Between 1963 and the end of 1971, Wonder placed over 25 songs on Billboard Hot 100. Twenty-four of those — including such radio staples as “Fingertips, Pt. 2”, “Uptight (Everything’s Alright)”, “I Was Made to Love Her”, “For Once in My Life”, “My Cherie Amour”, and “Signed, Sealed, Delivered I’m Yours” — appear on Looking Back. Wonder’s recordings in the ’60s stand apart from most Motown acts partially because he was paired with producers and writers who very rarely worked with the Temptations, Supremes, etc. In his early years, Wonder was often produced by Clarence Paul and/or William Stevenson and, during the golden years, by Henry Cosby. Then in 1970, Wonder started producing himself, beginning with Signed, Sealed & Delivered. Most of his singles were written by Wonder himself in tandem with a variety of others, or by Ron Miller. The hits alternated between stomping barn-burners and mid-tempo, understated ballads.
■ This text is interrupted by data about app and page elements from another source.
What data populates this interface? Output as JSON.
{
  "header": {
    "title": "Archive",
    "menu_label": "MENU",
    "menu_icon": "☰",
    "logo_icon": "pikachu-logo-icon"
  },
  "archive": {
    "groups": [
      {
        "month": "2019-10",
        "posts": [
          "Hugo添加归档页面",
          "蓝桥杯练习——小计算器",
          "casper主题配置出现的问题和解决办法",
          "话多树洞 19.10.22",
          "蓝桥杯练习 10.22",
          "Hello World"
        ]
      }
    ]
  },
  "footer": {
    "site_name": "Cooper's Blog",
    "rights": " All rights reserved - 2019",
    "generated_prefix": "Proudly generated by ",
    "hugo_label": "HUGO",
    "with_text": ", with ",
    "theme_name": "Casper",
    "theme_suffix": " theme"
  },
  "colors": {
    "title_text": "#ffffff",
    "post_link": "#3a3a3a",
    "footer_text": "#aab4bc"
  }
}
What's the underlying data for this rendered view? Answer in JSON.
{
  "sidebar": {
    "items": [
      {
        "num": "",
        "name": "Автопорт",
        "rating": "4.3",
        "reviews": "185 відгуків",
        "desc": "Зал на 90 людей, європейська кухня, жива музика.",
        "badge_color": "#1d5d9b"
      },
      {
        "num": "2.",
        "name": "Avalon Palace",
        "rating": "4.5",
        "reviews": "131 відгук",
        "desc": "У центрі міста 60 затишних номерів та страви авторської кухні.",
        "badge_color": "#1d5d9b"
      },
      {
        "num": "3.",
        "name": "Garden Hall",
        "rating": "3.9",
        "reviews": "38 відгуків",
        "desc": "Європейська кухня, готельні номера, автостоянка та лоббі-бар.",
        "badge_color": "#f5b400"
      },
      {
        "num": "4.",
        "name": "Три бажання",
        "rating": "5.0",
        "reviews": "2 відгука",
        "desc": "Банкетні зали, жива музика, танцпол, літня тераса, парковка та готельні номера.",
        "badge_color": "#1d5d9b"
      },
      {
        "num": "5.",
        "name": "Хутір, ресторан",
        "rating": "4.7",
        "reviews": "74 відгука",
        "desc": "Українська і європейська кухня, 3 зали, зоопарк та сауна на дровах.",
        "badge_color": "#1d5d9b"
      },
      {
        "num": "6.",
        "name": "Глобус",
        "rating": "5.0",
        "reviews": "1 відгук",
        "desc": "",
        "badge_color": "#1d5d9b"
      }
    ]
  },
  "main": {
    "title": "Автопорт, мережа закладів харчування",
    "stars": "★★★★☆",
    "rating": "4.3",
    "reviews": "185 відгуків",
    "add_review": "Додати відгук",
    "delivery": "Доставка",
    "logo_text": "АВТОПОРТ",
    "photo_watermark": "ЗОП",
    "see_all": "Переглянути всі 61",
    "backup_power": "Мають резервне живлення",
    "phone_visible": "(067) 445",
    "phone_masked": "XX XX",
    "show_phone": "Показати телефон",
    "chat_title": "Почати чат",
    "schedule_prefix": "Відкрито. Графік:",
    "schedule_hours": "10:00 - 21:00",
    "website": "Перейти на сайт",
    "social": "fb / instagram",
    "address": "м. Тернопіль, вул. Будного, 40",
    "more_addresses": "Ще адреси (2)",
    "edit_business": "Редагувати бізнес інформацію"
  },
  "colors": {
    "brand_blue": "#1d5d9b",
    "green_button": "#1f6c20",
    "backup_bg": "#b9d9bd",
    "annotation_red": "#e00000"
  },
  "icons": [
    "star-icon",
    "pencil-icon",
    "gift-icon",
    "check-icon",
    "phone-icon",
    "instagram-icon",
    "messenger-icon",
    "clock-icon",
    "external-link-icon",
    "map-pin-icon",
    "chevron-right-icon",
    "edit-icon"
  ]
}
Before the long-awaited Wonder box set, At the Close of a Century, was issued, this triple-album set was the ultimate early Wonder collection. It contains every major hit and many other vital singles from 1962–1971, showing his evolution from Ray Charles’ disciple to assembly-line hitmaker to individualistic artist. Unlike its other anthologies, which have been carved down from three-volume vinyl LPs to double-disc sets, Motown simply deleted this one altogether, although vigilant collectors may be able to obtain it through used record stores. It wouldn’t be until 1999’s At the Close of a Century that another Stevie Wonder anthology which included material from this period would be released.
This compilation marks the first release of Stevie Wonder’s 1967 original recording of “Until You Come Back To Me (That’s What I’m Gonna Do),” which was a 1973 hit for Aretha Franklin. It’s also the only collection of his to feature material from his instrumental album Eivets Rednow.